To the second, I would suggest that as a society we have not learned that information intake needs to be regulated. The tremendous amount of information being poured on us arrived not in a trickle but in a sudden torrent. Compare the two decades ago with today and you'll see that we have opened ourselves up to information in ways the 80s could have never imagined. A change this fast cannot be accommodated quickly by society. Maybe 50 years from now we'll have a better handle on it.

(Sorry for the wall of text. I am studying this in school, and I find the subject fascinating.)

Alexis said...

It was an excellent and well-reasoned response, generally in support of my education proposal, and stated entirely without the need to quote your sources.

As such, thought-provoking and relevant.

Careful that your school doesn't kill that habit in you.

Konsumterra said...

iq is a measure of adaption to modernity.
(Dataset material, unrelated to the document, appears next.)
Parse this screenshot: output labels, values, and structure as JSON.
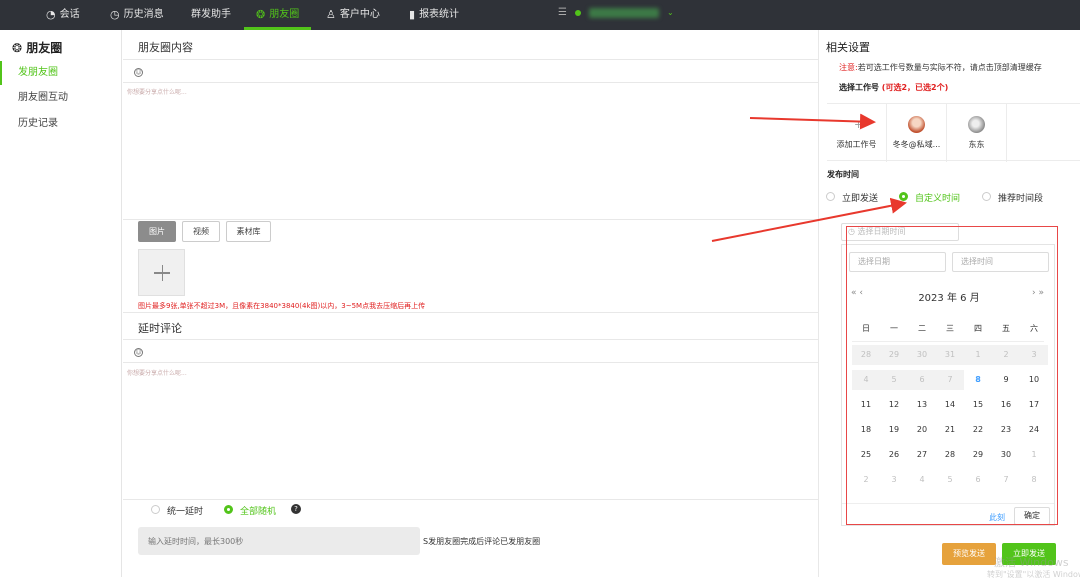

IQs have been raising for a hundred years - as long as we cared to test them. An ape tested pointed to a tree as a place of safety instead of a house and failed (scored only 70) ethnic variations testing under anglos have same problems. There are many good books on how we are getting smarter - if iq was a measure of surviving with nothing in wild our hunter gatherer and ape friends would do better. Everything Bad Is Good for You: How Today's Popular Culture Is Actually Making Us Smarter is a non-fiction book written by Steven Berlin Johnson is very good.

Butch said...

About rising IQ scores, it seems to me we are just getting better at educating people to do well on IQ tests. Whether or not doing well on an IQ test is an accurate measure of intelligence, well...

I have a friend who graduated from medical school but discovered during his internship he really doesn't like dealing with people (or all the paperwork). He was smart enough to be a doctor... but he discovered too late in the process that he doesn't like being a doctor. He found a job in a related field but he'll have a hard time climbing out of the pile of debt he built up over the years. Lots of people told him to suck it up and stick with being a doctor long enough to make some money... which I'm sure a lot of people in his situation would have done. And you wonder how good a doctor that kind of person really is.

tussock said...

It seems people will always think everyone is getting dumber. Each person naturally becomes much better in their fields of interest as time passes, while everyone outside that field doesn't, much.

So everyone's life is full of other people becoming relatively less able to understand the things you personally interact with most often. Younger people most obviously so.

Mr. Sullivan's problem would thus be that he can't understand how much better he's getting at his day job (getting published, getting on TV, etc), and how much he's not getting better at his hobbies (thinking about history and genetics).